▸ **Problem details**: Could you work out the number of lines in the listing that include the word "icon" and reply with that figure alone?
Top of Records to process
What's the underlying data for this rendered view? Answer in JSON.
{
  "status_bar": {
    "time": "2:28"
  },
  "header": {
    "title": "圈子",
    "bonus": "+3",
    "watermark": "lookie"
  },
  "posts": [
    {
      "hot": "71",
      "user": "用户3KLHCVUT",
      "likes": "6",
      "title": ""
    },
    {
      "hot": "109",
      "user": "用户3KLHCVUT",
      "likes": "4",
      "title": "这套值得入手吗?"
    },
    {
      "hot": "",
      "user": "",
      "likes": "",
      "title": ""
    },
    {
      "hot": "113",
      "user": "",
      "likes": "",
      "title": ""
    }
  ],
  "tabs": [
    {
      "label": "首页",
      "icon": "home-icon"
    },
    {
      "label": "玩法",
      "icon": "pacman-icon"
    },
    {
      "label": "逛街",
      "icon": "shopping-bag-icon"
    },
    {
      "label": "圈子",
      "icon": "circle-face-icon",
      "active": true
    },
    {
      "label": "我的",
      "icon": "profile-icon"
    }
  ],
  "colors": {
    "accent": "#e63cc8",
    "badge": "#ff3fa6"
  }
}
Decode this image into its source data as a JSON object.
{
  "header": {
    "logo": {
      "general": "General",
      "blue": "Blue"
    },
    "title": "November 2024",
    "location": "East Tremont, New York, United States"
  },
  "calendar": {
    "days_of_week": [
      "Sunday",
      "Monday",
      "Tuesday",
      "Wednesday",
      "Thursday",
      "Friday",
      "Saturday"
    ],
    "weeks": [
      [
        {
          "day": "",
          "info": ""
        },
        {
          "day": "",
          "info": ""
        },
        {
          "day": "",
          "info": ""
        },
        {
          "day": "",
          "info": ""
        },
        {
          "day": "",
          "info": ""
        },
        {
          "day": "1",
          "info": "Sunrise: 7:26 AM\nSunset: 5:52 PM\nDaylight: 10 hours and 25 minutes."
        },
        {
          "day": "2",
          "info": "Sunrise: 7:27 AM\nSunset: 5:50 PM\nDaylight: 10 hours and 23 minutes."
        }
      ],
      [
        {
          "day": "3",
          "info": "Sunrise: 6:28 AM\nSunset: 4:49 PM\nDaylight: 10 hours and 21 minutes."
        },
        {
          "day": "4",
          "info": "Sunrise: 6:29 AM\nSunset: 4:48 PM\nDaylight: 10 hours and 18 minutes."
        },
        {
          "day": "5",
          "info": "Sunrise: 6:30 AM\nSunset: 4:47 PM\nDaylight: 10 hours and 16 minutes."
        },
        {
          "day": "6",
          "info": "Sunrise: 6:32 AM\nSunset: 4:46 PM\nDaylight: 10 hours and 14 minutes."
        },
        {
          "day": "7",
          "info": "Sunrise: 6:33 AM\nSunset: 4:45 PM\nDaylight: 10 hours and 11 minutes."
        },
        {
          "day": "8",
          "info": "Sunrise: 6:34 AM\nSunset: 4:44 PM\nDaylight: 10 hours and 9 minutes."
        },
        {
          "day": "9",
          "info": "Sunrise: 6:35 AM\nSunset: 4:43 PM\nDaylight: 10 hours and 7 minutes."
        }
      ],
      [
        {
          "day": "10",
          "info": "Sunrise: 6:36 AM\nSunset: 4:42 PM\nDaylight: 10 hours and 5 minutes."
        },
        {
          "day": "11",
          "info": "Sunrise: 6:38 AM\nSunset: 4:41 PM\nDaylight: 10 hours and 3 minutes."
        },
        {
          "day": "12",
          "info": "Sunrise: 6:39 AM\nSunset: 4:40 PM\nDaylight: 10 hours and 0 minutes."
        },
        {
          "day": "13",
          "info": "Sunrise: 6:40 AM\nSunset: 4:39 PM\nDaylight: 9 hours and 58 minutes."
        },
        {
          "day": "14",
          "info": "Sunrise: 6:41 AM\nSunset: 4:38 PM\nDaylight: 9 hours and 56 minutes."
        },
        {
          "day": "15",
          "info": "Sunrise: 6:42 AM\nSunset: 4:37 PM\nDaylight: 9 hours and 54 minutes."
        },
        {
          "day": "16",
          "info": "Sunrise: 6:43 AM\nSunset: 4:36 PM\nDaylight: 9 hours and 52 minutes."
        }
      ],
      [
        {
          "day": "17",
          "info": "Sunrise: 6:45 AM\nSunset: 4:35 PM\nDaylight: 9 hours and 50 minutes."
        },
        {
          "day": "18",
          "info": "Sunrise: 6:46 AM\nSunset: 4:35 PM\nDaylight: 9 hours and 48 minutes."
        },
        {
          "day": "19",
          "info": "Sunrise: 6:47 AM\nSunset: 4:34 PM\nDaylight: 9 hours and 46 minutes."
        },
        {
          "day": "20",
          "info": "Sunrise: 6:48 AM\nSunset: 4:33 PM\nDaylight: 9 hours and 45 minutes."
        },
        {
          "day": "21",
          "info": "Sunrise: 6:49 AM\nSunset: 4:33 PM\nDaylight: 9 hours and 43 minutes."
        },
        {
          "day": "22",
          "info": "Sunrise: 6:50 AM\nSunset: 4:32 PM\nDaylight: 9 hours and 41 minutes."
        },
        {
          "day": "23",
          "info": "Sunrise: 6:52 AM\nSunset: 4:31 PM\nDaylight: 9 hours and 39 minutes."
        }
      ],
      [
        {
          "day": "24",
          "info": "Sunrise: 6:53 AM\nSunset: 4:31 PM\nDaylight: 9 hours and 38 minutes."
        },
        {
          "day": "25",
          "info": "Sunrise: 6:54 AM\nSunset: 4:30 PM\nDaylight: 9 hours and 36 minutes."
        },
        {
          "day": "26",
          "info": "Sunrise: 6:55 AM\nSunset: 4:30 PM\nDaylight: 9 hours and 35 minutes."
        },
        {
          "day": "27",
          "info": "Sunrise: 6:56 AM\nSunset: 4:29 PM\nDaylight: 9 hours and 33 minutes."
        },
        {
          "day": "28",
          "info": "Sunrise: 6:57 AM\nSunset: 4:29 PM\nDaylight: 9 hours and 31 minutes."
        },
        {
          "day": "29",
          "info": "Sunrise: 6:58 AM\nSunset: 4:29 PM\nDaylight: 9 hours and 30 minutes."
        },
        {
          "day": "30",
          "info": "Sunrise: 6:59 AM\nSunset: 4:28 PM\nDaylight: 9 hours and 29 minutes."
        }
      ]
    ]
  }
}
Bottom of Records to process
▸ **Result of the exercise**: 5